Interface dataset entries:
····················
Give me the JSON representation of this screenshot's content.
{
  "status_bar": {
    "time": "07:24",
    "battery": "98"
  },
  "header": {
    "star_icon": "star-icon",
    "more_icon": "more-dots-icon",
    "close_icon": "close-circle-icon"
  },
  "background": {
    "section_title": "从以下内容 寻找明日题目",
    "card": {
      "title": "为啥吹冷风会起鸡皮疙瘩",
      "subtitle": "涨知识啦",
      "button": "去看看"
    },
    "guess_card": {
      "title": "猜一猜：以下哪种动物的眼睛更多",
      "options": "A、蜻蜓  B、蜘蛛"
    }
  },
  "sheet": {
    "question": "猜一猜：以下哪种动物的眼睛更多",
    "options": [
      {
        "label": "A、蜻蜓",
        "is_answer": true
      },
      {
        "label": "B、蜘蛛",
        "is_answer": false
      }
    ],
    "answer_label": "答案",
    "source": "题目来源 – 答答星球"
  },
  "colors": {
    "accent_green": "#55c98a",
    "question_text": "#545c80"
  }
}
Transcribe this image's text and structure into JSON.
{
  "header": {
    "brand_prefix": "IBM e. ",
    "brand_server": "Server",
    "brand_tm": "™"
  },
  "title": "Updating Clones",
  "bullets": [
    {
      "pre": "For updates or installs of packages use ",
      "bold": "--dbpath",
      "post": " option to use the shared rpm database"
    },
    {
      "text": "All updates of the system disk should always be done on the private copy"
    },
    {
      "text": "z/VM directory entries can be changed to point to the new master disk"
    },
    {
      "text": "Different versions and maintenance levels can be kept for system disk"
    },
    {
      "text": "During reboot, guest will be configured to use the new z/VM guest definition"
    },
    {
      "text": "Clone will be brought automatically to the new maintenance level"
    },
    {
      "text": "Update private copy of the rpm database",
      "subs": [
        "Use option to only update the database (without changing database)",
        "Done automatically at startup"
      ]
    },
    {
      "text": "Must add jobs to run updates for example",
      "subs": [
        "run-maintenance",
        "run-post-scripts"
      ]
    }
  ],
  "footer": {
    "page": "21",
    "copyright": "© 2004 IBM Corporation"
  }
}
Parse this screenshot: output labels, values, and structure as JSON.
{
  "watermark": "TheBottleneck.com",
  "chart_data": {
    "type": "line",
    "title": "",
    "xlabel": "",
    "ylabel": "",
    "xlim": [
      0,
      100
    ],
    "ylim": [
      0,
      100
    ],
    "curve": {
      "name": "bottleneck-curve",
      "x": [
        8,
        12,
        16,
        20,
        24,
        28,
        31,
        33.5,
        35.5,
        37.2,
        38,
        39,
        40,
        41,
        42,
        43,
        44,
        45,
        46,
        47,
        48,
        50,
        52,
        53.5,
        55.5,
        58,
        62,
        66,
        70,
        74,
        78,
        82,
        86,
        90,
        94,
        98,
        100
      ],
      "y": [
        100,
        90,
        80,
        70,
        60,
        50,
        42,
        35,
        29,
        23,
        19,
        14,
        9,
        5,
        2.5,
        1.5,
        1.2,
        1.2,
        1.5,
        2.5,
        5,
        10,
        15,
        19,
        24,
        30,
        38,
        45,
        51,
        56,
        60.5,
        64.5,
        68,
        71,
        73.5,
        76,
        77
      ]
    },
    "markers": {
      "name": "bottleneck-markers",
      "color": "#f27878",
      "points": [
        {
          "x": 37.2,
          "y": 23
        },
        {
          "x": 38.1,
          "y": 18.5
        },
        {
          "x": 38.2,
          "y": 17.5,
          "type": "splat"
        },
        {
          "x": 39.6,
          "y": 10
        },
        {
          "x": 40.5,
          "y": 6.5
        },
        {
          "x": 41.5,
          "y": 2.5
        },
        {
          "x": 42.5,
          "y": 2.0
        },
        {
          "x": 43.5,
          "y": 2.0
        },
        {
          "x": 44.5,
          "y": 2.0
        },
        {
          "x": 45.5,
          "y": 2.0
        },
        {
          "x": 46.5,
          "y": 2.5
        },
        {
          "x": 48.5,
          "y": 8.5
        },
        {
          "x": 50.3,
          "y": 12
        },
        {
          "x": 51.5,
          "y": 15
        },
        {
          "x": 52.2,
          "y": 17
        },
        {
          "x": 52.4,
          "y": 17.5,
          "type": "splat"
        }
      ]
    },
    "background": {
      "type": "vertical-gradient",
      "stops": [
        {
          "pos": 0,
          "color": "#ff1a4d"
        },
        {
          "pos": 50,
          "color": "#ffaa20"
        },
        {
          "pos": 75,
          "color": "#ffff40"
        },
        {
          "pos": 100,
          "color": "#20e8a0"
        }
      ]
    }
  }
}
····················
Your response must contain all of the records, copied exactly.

Give me the JSON representation of this screenshot's content.
{
  "status_bar": {
    "time": "07:24",
    "battery": "98"
  },
  "header": {
    "star_icon": "star-icon",
    "more_icon": "more-dots-icon",
    "close_icon": "close-circle-icon"
  },
  "background": {
    "section_title": "从以下内容 寻找明日题目",
    "card": {
      "title": "为啥吹冷风会起鸡皮疙瘩",
      "subtitle": "涨知识啦",
      "button": "去看看"
    },
    "guess_card": {
      "title": "猜一猜：以下哪种动物的眼睛更多",
      "options": "A、蜻蜓  B、蜘蛛"
    }
  },
  "sheet": {
    "question": "猜一猜：以下哪种动物的眼睛更多",
    "options": [
      {
        "label": "A、蜻蜓",
        "is_answer": true
      },
      {
        "label": "B、蜘蛛",
        "is_answer": false
      }
    ],
    "answer_label": "答案",
    "source": "题目来源 – 答答星球"
  },
  "colors": {
    "accent_green": "#55c98a",
    "question_text": "#545c80"
  }
}
Transcribe this image's text and structure into JSON.
{
  "header": {
    "brand_prefix": "IBM e. ",
    "brand_server": "Server",
    "brand_tm": "™"
  },
  "title": "Updating Clones",
  "bullets": [
    {
      "pre": "For updates or installs of packages use ",
      "bold": "--dbpath",
      "post": " option to use the shared rpm database"
    },
    {
      "text": "All updates of the system disk should always be done on the private copy"
    },
    {
      "text": "z/VM directory entries can be changed to point to the new master disk"
    },
    {
      "text": "Different versions and maintenance levels can be kept for system disk"
    },
    {
      "text": "During reboot, guest will be configured to use the new z/VM guest definition"
    },
    {
      "text": "Clone will be brought automatically to the new maintenance level"
    },
    {
      "text": "Update private copy of the rpm database",
      "subs": [
        "Use option to only update the database (without changing database)",
        "Done automatically at startup"
      ]
    },
    {
      "text": "Must add jobs to run updates for example",
      "subs": [
        "run-maintenance",
        "run-post-scripts"
      ]
    }
  ],
  "footer": {
    "page": "21",
    "copyright": "© 2004 IBM Corporation"
  }
}
Parse this screenshot: output labels, values, and structure as JSON.
{
  "watermark": "TheBottleneck.com",
  "chart_data": {
    "type": "line",
    "title": "",
    "xlabel": "",
    "ylabel": "",
    "xlim": [
      0,
      100
    ],
    "ylim": [
      0,
      100
    ],
    "curve": {
      "name": "bottleneck-curve",
      "x": [
        8,
        12,
        16,
        20,
        24,
        28,
        31,
        33.5,
        35.5,
        37.2,
        38,
        39,
        40,
        41,
        42,
        43,
        44,
        45,
        46,
        47,
        48,
        50,
        52,
        53.5,
        55.5,
        58,
        62,
        66,
        70,
        74,
        78,
        82,
        86,
        90,
        94,
        98,
        100
      ],
      "y": [
        100,
        90,
        80,
        70,
        60,
        50,
        42,
        35,
        29,
        23,
        19,
        14,
        9,
        5,
        2.5,
        1.5,
        1.2,
        1.2,
        1.5,
        2.5,
        5,
        10,
        15,
        19,
        24,
        30,
        38,
        45,
        51,
        56,
        60.5,
        64.5,
        68,
        71,
        73.5,
        76,
        77
      ]
    },
    "markers": {
      "name": "bottleneck-markers",
      "color": "#f27878",
      "points": [
        {
          "x": 37.2,
          "y": 23
        },
        {
          "x": 38.1,
          "y": 18.5
        },
        {
          "x": 38.2,
          "y": 17.5,
          "type": "splat"
        },
        {
          "x": 39.6,
          "y": 10
        },
        {
          "x": 40.5,
          "y": 6.5
        },
        {
          "x": 41.5,
          "y": 2.5
        },
        {
          "x": 42.5,
          "y": 2.0
        },
        {
          "x": 43.5,
          "y": 2.0
        },
        {
          "x": 44.5,
          "y": 2.0
        },
        {
          "x": 45.5,
          "y": 2.0
        },
        {
          "x": 46.5,
          "y": 2.5
        },
        {
          "x": 48.5,
          "y": 8.5
        },
        {
          "x": 50.3,
          "y": 12
        },
        {
          "x": 51.5,
          "y": 15
        },
        {
          "x": 52.2,
          "y": 17
        },
        {
          "x": 52.4,
          "y": 17.5,
          "type": "splat"
        }
      ]
    },
    "background": {
      "type": "vertical-gradient",
      "stops": [
        {
          "pos": 0,
          "color": "#ff1a4d"
        },
        {
          "pos": 50,
          "color": "#ffaa20"
        },
        {
          "pos": 75,
          "color": "#ffff40"
        },
        {
          "pos": 100,
          "color": "#20e8a0"
        }
      ]
    }
  }
}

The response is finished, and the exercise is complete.